Transcript VDDRKSS OF AUGUST SPIES. 11 > h *s iy 8. Si n- known to you that in the course of this century there have appeared an infinite number of inventions and discoveries, which have brought about great, aye, astonishing changes in the production of the necessities and comforts of life.
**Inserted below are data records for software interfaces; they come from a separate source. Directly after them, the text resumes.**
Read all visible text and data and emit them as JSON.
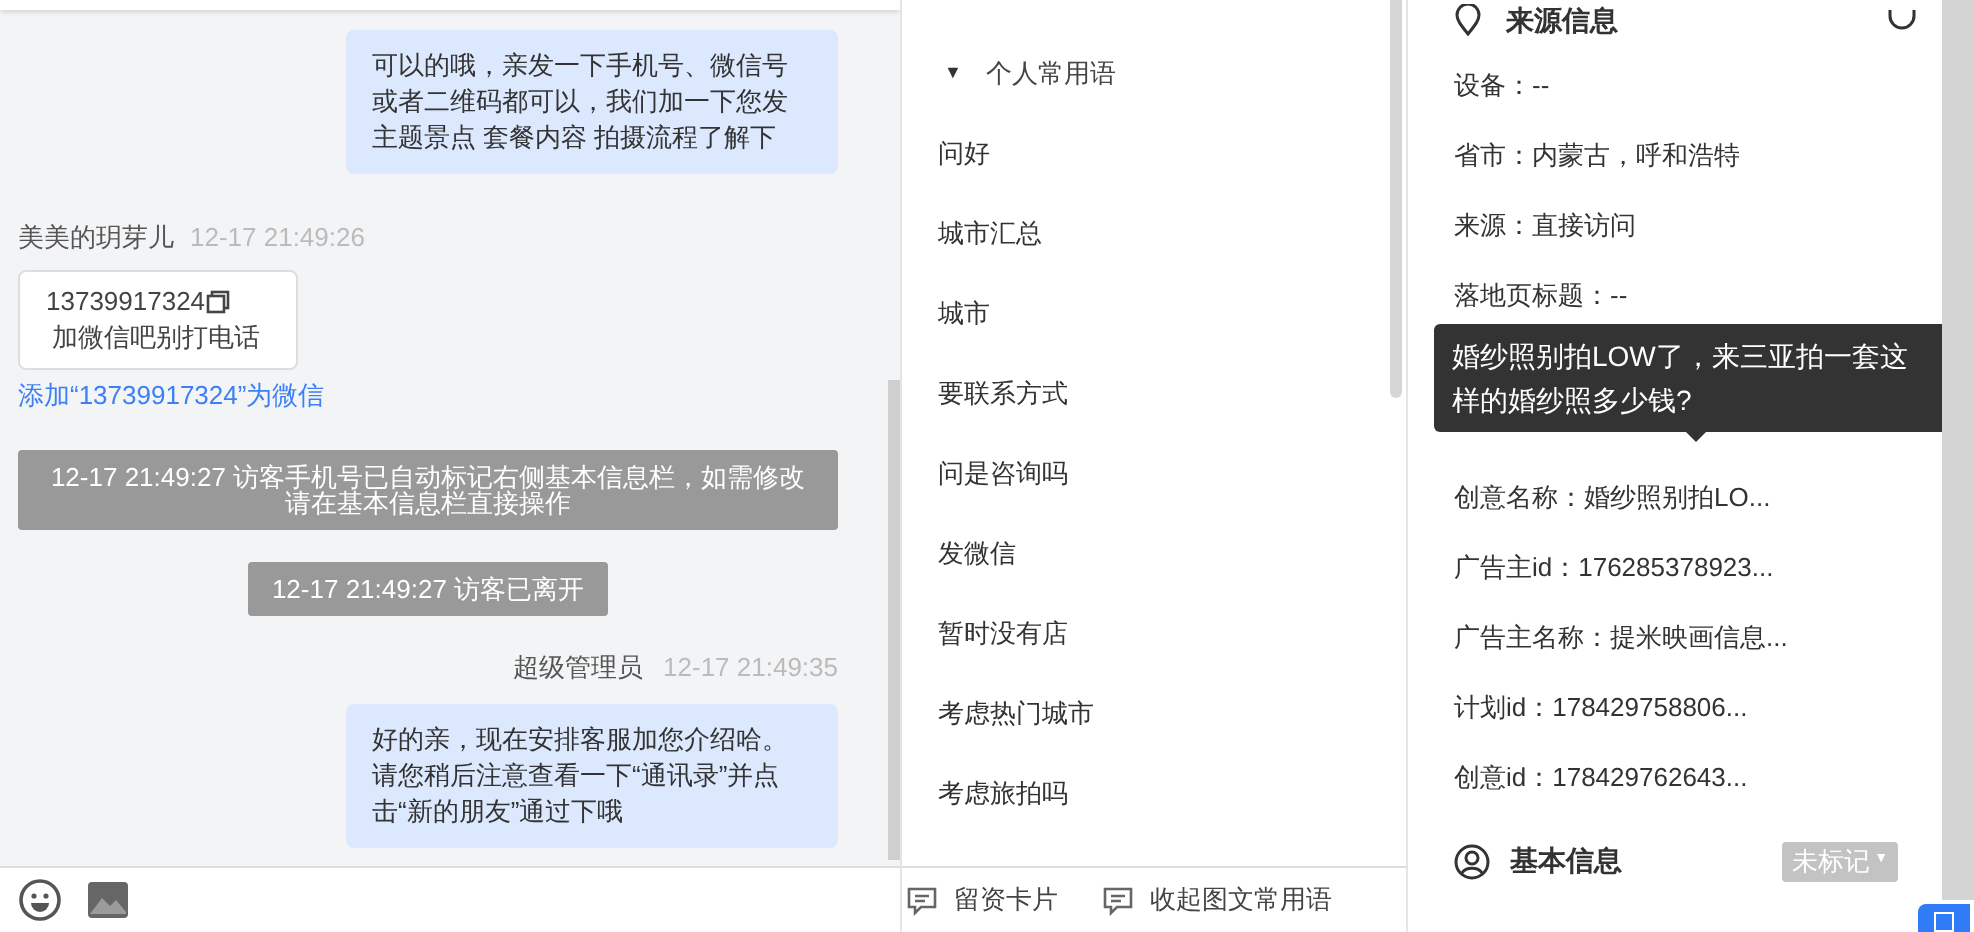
{
  "chat": {
    "messages": [
      {
        "kind": "agent",
        "text": "可以的哦，亲发一下手机号、微信号或者二维码都可以，我们加一下您发主题景点 套餐内容 拍摄流程了解下"
      },
      {
        "kind": "visitor",
        "sender": "美美的玥芽儿",
        "time": "12-17 21:49:26",
        "card_number": "13739917324",
        "card_note": "加微信吧别打电话",
        "link": "添加“13739917324”为微信"
      },
      {
        "kind": "system",
        "text": "12-17 21:49:27 访客手机号已自动标记右侧基本信息栏，如需修改请在基本信息栏直接操作"
      },
      {
        "kind": "system",
        "text": "12-17 21:49:27 访客已离开"
      },
      {
        "kind": "agent",
        "sender": "超级管理员",
        "time": "12-17 21:49:35",
        "text": "好的亲，现在安排客服加您介绍哈。请您稍后注意查看一下“通讯录”并点击“新的朋友”通过下哦"
      }
    ]
  },
  "phrases": {
    "group": {
      "label": "个人常用语",
      "expanded": true,
      "caret": "▼"
    },
    "items": [
      "问好",
      "城市汇总",
      "城市",
      "要联系方式",
      "问是咨询吗",
      "发微信",
      "暂时没有店",
      "考虑热门城市",
      "考虑旅拍吗"
    ],
    "footer_buttons": [
      "留资卡片",
      "收起图文常用语"
    ]
  },
  "source_info": {
    "title": "来源信息",
    "fields": [
      {
        "kind": "field",
        "text": "设备：--"
      },
      {
        "kind": "field",
        "text": "省市：内蒙古，呼和浩特"
      },
      {
        "kind": "field",
        "text": "来源：直接访问"
      },
      {
        "kind": "field",
        "text": "落地页标题：--"
      },
      {
        "kind": "tooltip",
        "text": "婚纱照别拍LOW了，来三亚拍一套这样的婚纱照多少钱?"
      },
      {
        "kind": "field",
        "text": "创意名称：婚纱照别拍LO..."
      },
      {
        "kind": "field",
        "text": "广告主id：176285378923..."
      },
      {
        "kind": "field",
        "text": "广告主名称：提米映画信息..."
      },
      {
        "kind": "field",
        "text": "计划id：178429758806..."
      },
      {
        "kind": "field",
        "text": "创意id：178429762643..."
      }
    ]
  },
  "basic_info": {
    "title": "基本信息",
    "tag": "未标记",
    "caret": "▼"
  }
}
The work of machines has, to a great extent, replaced that of men. " Machinery involves a great accumulation of power, and always a greater division of labor in consequence. " The advantages resulting from this centralization of production were of such a nature as to cause its still further extention, and from this concentration of the means of labor and of the operations of laborers, while the old system of distribution was (and is) retained, arose those improper conditions which ail society today. " The means of production thus came into the hands of an ever decreasing number, while the actual producers, through the introduction of machinery, deprived of the opportunity to toil, and being at the same time disinherited of the bounties of nature, were consigned to pauperism, vagabondage—the so- called crime and prostitution—all these evils which you gentlemen would like to exorcise with your little prayer book. "The Socialists award your efforts a jocular rather than a serious attention—[symptoms of uneasinessi—otherwise, pray, let us know how much you have accomplished so far by your moral lecturing toward ameliorating the condition of those wretched beings who through bitter want have been driven to crime and desperation? (Here several gentlemen sprang to their feet, exclaiming, 'We have done a great deal in some directions!') Aye, in some cases you have perhaps given a few alms; but what influence has this, if I may ask, had upon societary conditions, or in affecting any change in the same? Nothing; absolutely nothing. You may as well admit it, gentlemen, for you cannot point me out a single instance. 11 Very well. The proletarians doomed to misery and hunger through the labor saving of our centralized production, whose number in this country we estimate at about a million and a half, is it likely that they and the thousands who are daily joining their ranks, and the millions who are toiling for a miserable pittance, will suffer peacefully and with Christian resignation their destruction at the hands of their thievish and murderous, albeit very Christian wage masters? They will defend themselves. It wfill come to a fight. M The necessity of common ownership in the means of toil will be realized, and the era of Socialism, of universal co-operation, begins. The dispossessing of the usurping classes—the socialization of these possessions—and the universal co-operation of toil, not for speculative purposes, but for the satisfaction of the demands which we make upon life; in short co-operative labor for the purpose of continuing life and of enjoying it—this in general outlines, is Socialism. This is not, however, as you might suppose, a mere ' beautifully conceived plan,' the realization of which would be well worth striving for if it could only be brought about. No; this socialization of the means of production, of the machinery of commerce, of the land and earth, etc., is not only something desirable, but has become an imperative necessity, and wherever we find in history that something has once become a necessity there wre always find that the next step was the doing away with that necessity by the supplying of the logical want.